All new freshmen will receive a copy of a common book to read in the summer before they begin their first year at The Mount. Students discuss this book during Summer Orientation with their Orientation groups and peer mentors, and return to several of its themes throughout the academic year in classes and in the First Year Symposium course. New students will receive the book and a reading guide early in the summer before their freshman year so they have plenty of time to read and reflect on the themes of the book.
The summer reading is Being Human, edited by Leon Kass, selections of which will be identified for students to read.
What does it mean to be human? What makes us human? What gives us dignity? What can make us happy? What makes life worth living?

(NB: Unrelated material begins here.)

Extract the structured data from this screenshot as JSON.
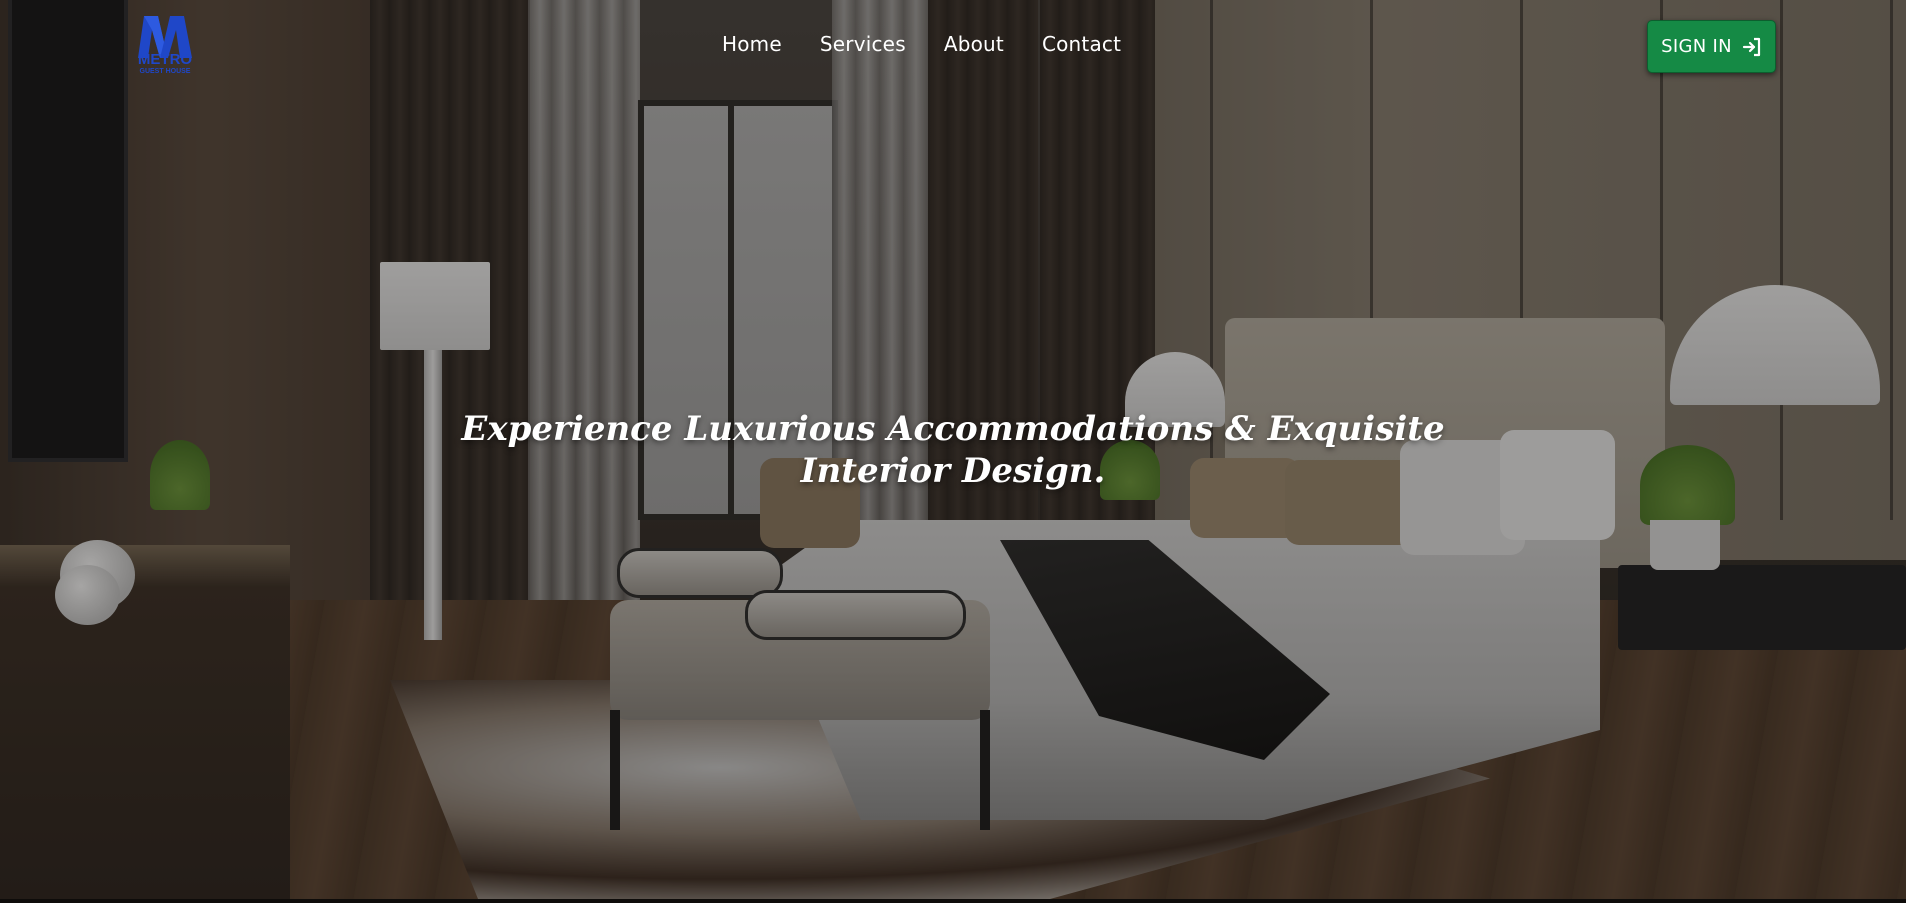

Formulating and seeking answers to such fundamental questions is at the heart of a liberal education.
Everyday social practices and common technologies raise the question of what human life is for and why it is valuable. Every day, in our personal challenges and choices, we must confront these questions. With the way we lead our lives, we speak answers to these questions.
To prepare you for the First Year Symposium, we are providing you with one of the course books over the summer: Being Human: Core Readings in the Humanities. As Leon Kass explains in the preface, the book originated from very particular concerns. Kass chaired a president’s council on bioethics, which was charged to examine the moral, social, and political implications of biotechnologies like genetic engineering and cloning. But Kass and the men and women who comprised the council recognized that in order to assess whether these various biological techniques are beneficial or harmful for human beings, they needed to consider what human beings are in the first place. They could not address the new and very specific concerns of biotechnology without examining more general and enduring questions about the meaning of human life, questions “about birth and death, freedom and dignity, the meaning of suffering.” Making this connection—linking particular issues, values, techniques and choices to a vision of the human person—is a hallmark of a Catholic liberal arts education.
So we provide this book, which gathers a variety of readings from different perspectives and genres, as a tool to facilitate reflection. It doesn’t settle the questions of the meaning of being human. But that doesn’t mean that these questions are fruitless, or that any answers are just matters of opinion. Rather, the readings collected in the book demonstrate how inescapable such questions are, and how rich is the wisdom to be gained from those who have sought to answer them with thoughtfulness and care.